Davina has been compared to Adele, Bessie Smith, and Amy Winehouse, with her attention to detail on this new take on a vintage sound.  Decide for yourself as you enjoy Davina And The Vagabonds and “Sunshine!”  Until next time…Sheryl and Don Crow, Nashville Blues Society.

The Mannish Boys review…July 12, 2014….

THE MANNISH BOYS

WRAPPED UP AND READY

DELTA GROOVE MUSIC  DGPCD 165

I AIN’T SAYIN–EVERYTHING’S ALRIGHT–STRUGGLE IN MY HOMETOWN–WRAPPED UP AND READY–IT WAS FUN–I CAN ALWAYS DREAM–I IDOLIZE YOU–YOU BETTER WATCH YOURSELF–SOMETHING FOR NOTHING–CAN’T MAKE A LIVIN–THE BLUES HAS MADE ME WHOLE–I HAVE LOVE–TROUBLES–SHE BELONGS TO ME–DON’T SAY YOU’RE SORRY–BLUES FOR MICHAEL BLOOMFIELD

Every time a new Mannish Boys set is released, for us, anyways, it is the closest thing to a blues festival without leaving your living room.  Between the regular lineup and the special guests, just about everyone who is anyone in West Coast blues makes an addition to this fabulous sixteen-cut collection, which is sho’ nuff “Wrapped Up And Ready” on the Delta Groove label.
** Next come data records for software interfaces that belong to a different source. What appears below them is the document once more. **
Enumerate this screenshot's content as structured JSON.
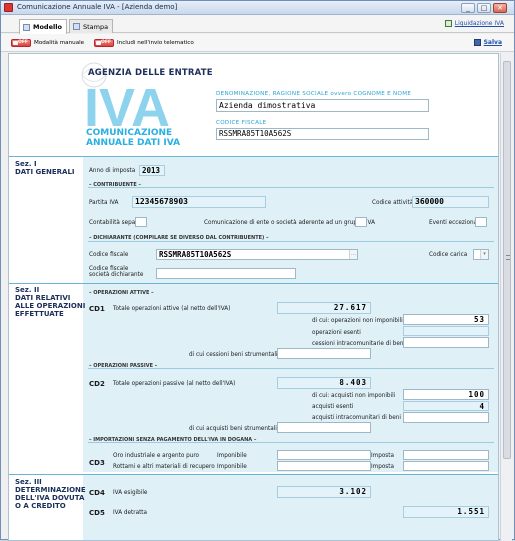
{
  "window": {
    "title": "Comunicazione Annuale IVA - [Azienda demo]",
    "btn_min": "_",
    "btn_max": "□",
    "btn_close": "✕"
  },
  "tabs": [
    {
      "label": "Modello"
    },
    {
      "label": "Stampa"
    }
  ],
  "liquidazione_link": "Liquidazione IVA",
  "toolbar": {
    "toggle1_state": "OFF",
    "toggle1_label": "Modalità manuale",
    "toggle2_state": "OFF",
    "toggle2_label": "Includi nell'invio telematico",
    "save_label": "Salva"
  },
  "header": {
    "agenzia": "AGENZIA DELLE ENTRATE",
    "logo_text": "IVA",
    "comm_line1": "COMUNICAZIONE",
    "comm_line2": "ANNUALE DATI IVA",
    "denominazione_label": "DENOMINAZIONE, RAGIONE SOCIALE ovvero COGNOME E NOME",
    "denominazione_value": "Azienda dimostrativa",
    "cf_label": "CODICE FISCALE",
    "cf_value": "RSSMRA85T10A562S"
  },
  "sez1": {
    "title": "Sez. I",
    "subtitle": "DATI GENERALI",
    "anno_label": "Anno di imposta",
    "anno_value": "2013",
    "contribuente_cap": "– CONTRIBUENTE –",
    "piva_label": "Partita IVA",
    "piva_value": "12345678903",
    "codice_attivita_label": "Codice attività",
    "codice_attivita_value": "360000",
    "contab_label": "Contabilità separata",
    "comunicazione_label": "Comunicazione di ente o società aderente ad un gruppo IVA",
    "eventi_label": "Eventi eccezionali",
    "dichiarante_cap": "– DICHIARANTE (COMPILARE SE DIVERSO DAL CONTRIBUENTE) –",
    "cf_label": "Codice fiscale",
    "cf_value": "RSSMRA85T10A562S",
    "carica_label": "Codice carica",
    "cf_societa_label1": "Codice fiscale",
    "cf_societa_label2": "società dichiarante"
  },
  "sez2": {
    "title": "Sez. II",
    "line2": "DATI RELATIVI",
    "line3": "ALLE OPERAZIONI",
    "line4": "EFFETTUATE",
    "attive_cap": "– OPERAZIONI ATTIVE –",
    "cd1": "CD1",
    "cd1_label": "Totale operazioni attive (al netto dell'IVA)",
    "cd1_value": "27.617",
    "non_imponibili_label": "di cui: operazioni non imponibili",
    "non_imponibili_value": "53",
    "esenti_label": "operazioni esenti",
    "cessioni_label": "cessioni intracomunitarie di beni",
    "beni_strum_label": "di cui cessioni beni strumentali",
    "passive_cap": "– OPERAZIONI PASSIVE –",
    "cd2": "CD2",
    "cd2_label": "Totale operazioni passive (al netto dell'IVA)",
    "cd2_value": "8.403",
    "acq_non_imp_label": "di cui: acquisti non imponibili",
    "acq_non_imp_value": "100",
    "acq_esenti_label": "acquisti esenti",
    "acq_esenti_value": "4",
    "acq_intra_label": "acquisti intracomunitari di beni",
    "acq_strum_label": "di cui acquisti beni strumentali",
    "dogana_cap": "– IMPORTAZIONI SENZA PAGAMENTO DELL'IVA IN DOGANA –",
    "cd3": "CD3",
    "oro_label": "Oro industriale e argento puro",
    "rottami_label": "Rottami e altri materiali di recupero",
    "imponibile_label": "Imponibile",
    "imposta_label": "Imposta"
  },
  "sez3": {
    "title": "Sez. III",
    "line2": "DETERMINAZIONE",
    "line3": "DELL'IVA DOVUTA",
    "line4": "O A CREDITO",
    "cd4": "CD4",
    "cd4_label": "IVA esigibile",
    "cd4_value": "3.102",
    "cd5": "CD5",
    "cd5_label": "IVA detratta",
    "cd5_value": "1.551"
  },
  "colors": {
    "accent": "#29b0e0",
    "band": "#dff0f7",
    "title_navy": "#1b2f5a"
  }
}
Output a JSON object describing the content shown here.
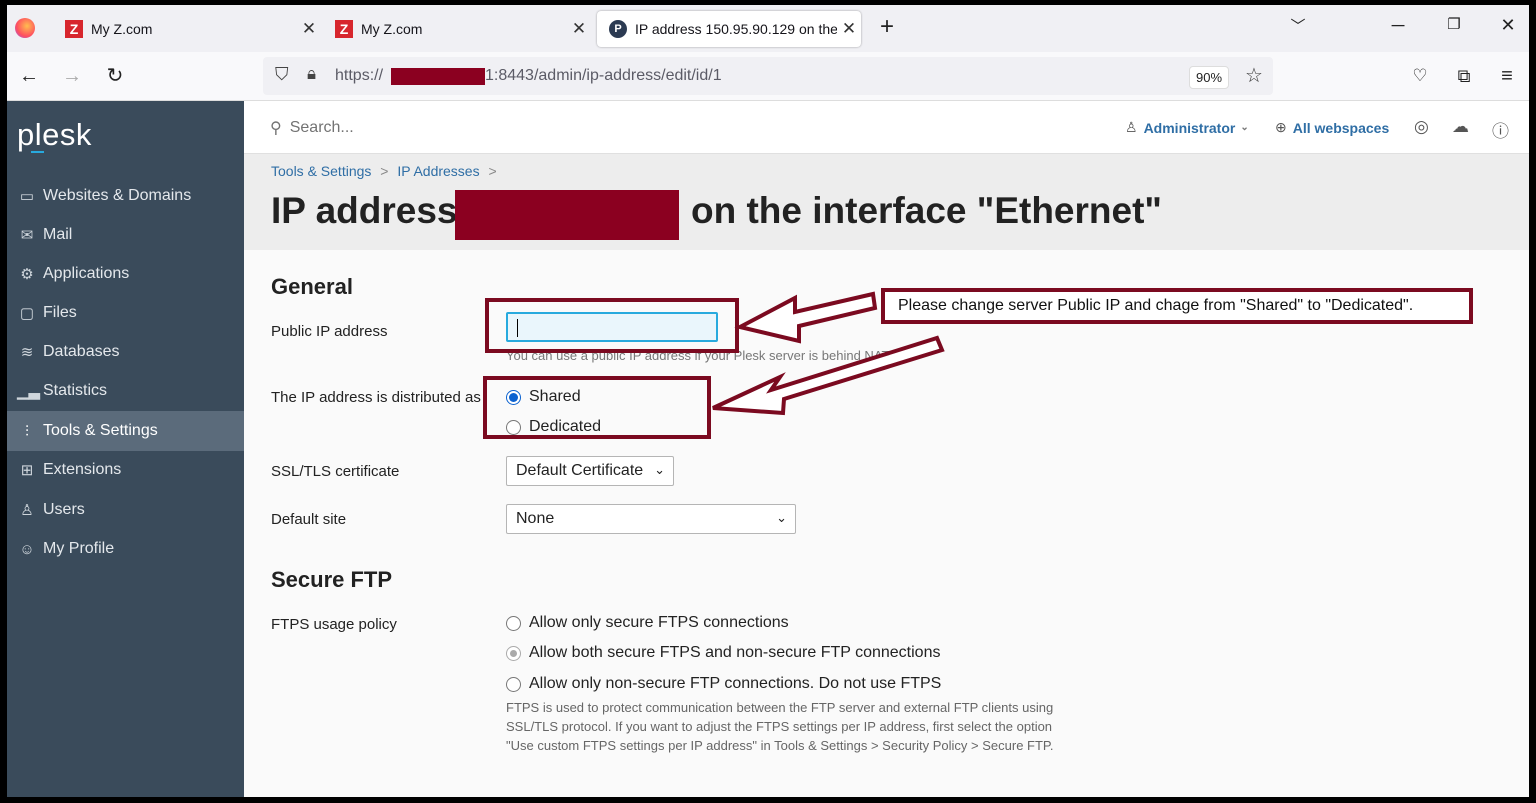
{
  "browser": {
    "tabs": [
      {
        "label": "My Z.com",
        "logo": "Z"
      },
      {
        "label": "My Z.com",
        "logo": "Z"
      },
      {
        "label": "IP address 150.95.90.129 on the",
        "logo": "P"
      }
    ],
    "new_tab": "+",
    "url_prefix": "https://",
    "url_suffix": ":8443/admin/ip-address/edit/id/1",
    "url_visible_digit": "1",
    "zoom": "90%"
  },
  "sidebar": {
    "brand": "plesk",
    "items": [
      {
        "label": "Websites & Domains",
        "icon": "monitor-icon"
      },
      {
        "label": "Mail",
        "icon": "envelope-icon"
      },
      {
        "label": "Applications",
        "icon": "gear-icon"
      },
      {
        "label": "Files",
        "icon": "folder-icon"
      },
      {
        "label": "Databases",
        "icon": "layers-icon"
      },
      {
        "label": "Statistics",
        "icon": "bar-chart-icon"
      },
      {
        "label": "Tools & Settings",
        "icon": "sliders-icon",
        "active": true
      },
      {
        "label": "Extensions",
        "icon": "grid-icon"
      },
      {
        "label": "Users",
        "icon": "user-icon"
      },
      {
        "label": "My Profile",
        "icon": "profile-icon"
      }
    ]
  },
  "header": {
    "search_placeholder": "Search...",
    "user": "Administrator",
    "workspaces": "All webspaces"
  },
  "breadcrumb": {
    "items": [
      "Tools & Settings",
      "IP Addresses"
    ],
    "separator": ">"
  },
  "title": {
    "prefix": "IP address",
    "suffix": "on the interface \"Ethernet\""
  },
  "general": {
    "heading": "General",
    "public_ip_label": "Public IP address",
    "public_ip_value": "",
    "public_ip_hint": "You can use a public IP address if your Plesk server is behind NAT.",
    "distribution_label": "The IP address is distributed as",
    "distribution_options": [
      "Shared",
      "Dedicated"
    ],
    "distribution_selected": "Shared",
    "ssl_label": "SSL/TLS certificate",
    "ssl_value": "Default Certificate",
    "default_site_label": "Default site",
    "default_site_value": "None"
  },
  "secure_ftp": {
    "heading": "Secure FTP",
    "policy_label": "FTPS usage policy",
    "options": [
      "Allow only secure FTPS connections",
      "Allow both secure FTPS and non-secure FTP connections",
      "Allow only non-secure FTP connections. Do not use FTPS"
    ],
    "selected": "Allow both secure FTPS and non-secure FTP connections",
    "note": "FTPS is used to protect communication between the FTP server and external FTP clients using SSL/TLS protocol. If you want to adjust the FTPS settings per IP address, first select the option \"Use custom FTPS settings per IP address\" in Tools & Settings > Security Policy > Secure FTP."
  },
  "annotation": {
    "callout": "Please change server Public IP and chage from \"Shared\" to \"Dedicated\".",
    "color": "#7b0a20"
  }
}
The core band consists of Sugaray Rayford on vocals, Randy Chortkoff on harp and vocals, Eli Fletcher on guitar, Paris Slim Goldwasser on guitar and vocals, Willie Campbell on bass, and Jimi Bott on drums.  Check out “You Better Watch Yourself,” with Sugaray’s vocals set over a funky, James Brown-style arrangement, with serious harp from Jacob “Walters” Huffman.  Paris Slim also brings the funk on a tune that details a man who’s so far down that even his mother has disowned him, entitled “Struggle In My Hometown,” with a tricky time change mid-song.  Slim returns near the close of the set with a slide guitar exercise that tells a lover “Don’t Say You’re Sorry, ’cause you didn’t do no wrong,” set over a Diddley shuffle.

Sugaray reaches down into that smotth, Charles Brown territory with his “crooning” style in “Troubles,” with harp from Kim Wilson, and on “Everything’s Alright,” featuring the successful return of David “Kid” Ramos on guitar.  Kid has battled health issues for quite some time now, and it is great to see him back where he belongs.

Steve Freund takes an excellent vocal and guitar turn on a song that could easily serve as his biography, as he sings that “my purpose is to play the blues on this guitar,” and “The Blues Has Made Me Whole.”  Candye Kane and her guitarist extraordinaire, Laura Chavez lay down that smoky, passion-flower groove of Ike and Tina’s “I Idolize You,” with fine harp from Randy.

Our favorite was easy.  Earlier this year, a boxed-set tribute to Mike Bloomfield was released, as a tribute to this great bluesman who left us waaay too soon back in 1980.  As such, Eli Fletcher and Monster Mike Welch trade slow-blues licks and solos for eight glorious minutes in the set-closing “Blues For Michael Bloomfield.”

The Mannish Boys never fail to deliver powerhouse blues, comin’ at you with everything they’ve got.  These guys live and breathe this music, and “Wrapped Up And Ready” is dedicated to the Number One Mannish Boy, Finis Tasby, and is one of their finest sets to date!!  Until next time…Sheryl and Don Crow, Nashville Blues Society.